_Exercise prompt:_
The string "this" appears in some lines of the entries that follow; copy each such line.

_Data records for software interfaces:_
-- Opening Marker --

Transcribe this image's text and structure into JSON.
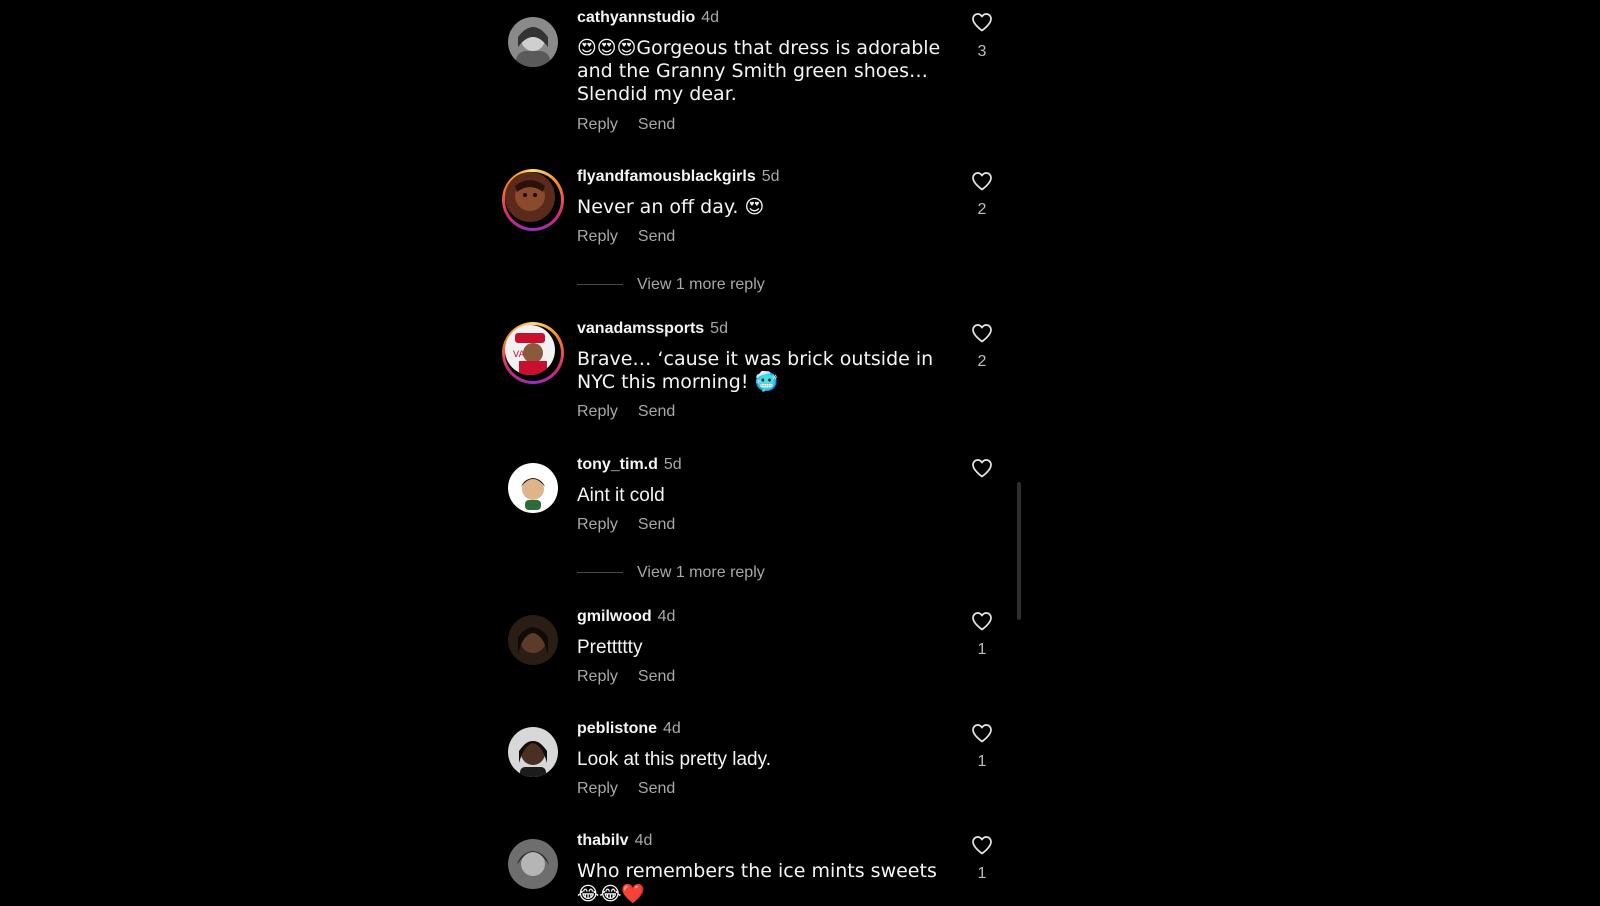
{
  "comments": [
    {
      "username": "cathyannstudio",
      "time": "4d",
      "text": "😍😍😍Gorgeous that dress is adorable and the Granny Smith green shoes…Slendid my dear.",
      "reply_label": "Reply",
      "send_label": "Send",
      "likes": "3"
    },
    {
      "username": "flyandfamousblackgirls",
      "time": "5d",
      "text": "Never an off day. 😍",
      "reply_label": "Reply",
      "send_label": "Send",
      "likes": "2",
      "more_replies": "View 1 more reply"
    },
    {
      "username": "vanadamssports",
      "time": "5d",
      "text": "Brave… ‘cause it was brick outside in NYC this morning! 🥶",
      "reply_label": "Reply",
      "send_label": "Send",
      "likes": "2"
    },
    {
      "username": "tony_tim.d",
      "time": "5d",
      "text": "Aint it cold",
      "reply_label": "Reply",
      "send_label": "Send",
      "likes": "",
      "more_replies": "View 1 more reply"
    },
    {
      "username": "gmilwood",
      "time": "4d",
      "text": "Prettttty",
      "reply_label": "Reply",
      "send_label": "Send",
      "likes": "1"
    },
    {
      "username": "peblistone",
      "time": "4d",
      "text": "Look at this pretty lady.",
      "reply_label": "Reply",
      "send_label": "Send",
      "likes": "1"
    },
    {
      "username": "thabilv",
      "time": "4d",
      "text": "Who remembers the ice mints sweets 😂😂❤️",
      "reply_label": "",
      "send_label": "",
      "likes": "1"
    }
  ],
  "colors": {
    "background": "#000000",
    "text_primary": "#f5f5f5",
    "text_secondary": "#a8a8a8",
    "story_ring": "#d62976"
  },
  "icons": {
    "like": "heart-outline-icon"
  }
}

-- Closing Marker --

_Exercise answer:_
Transcribe this image's text and structure into JSON.
      "text": "Brave… ‘cause it was brick outside in NYC this morning! 🥶",
      "text": "Look at this pretty lady.",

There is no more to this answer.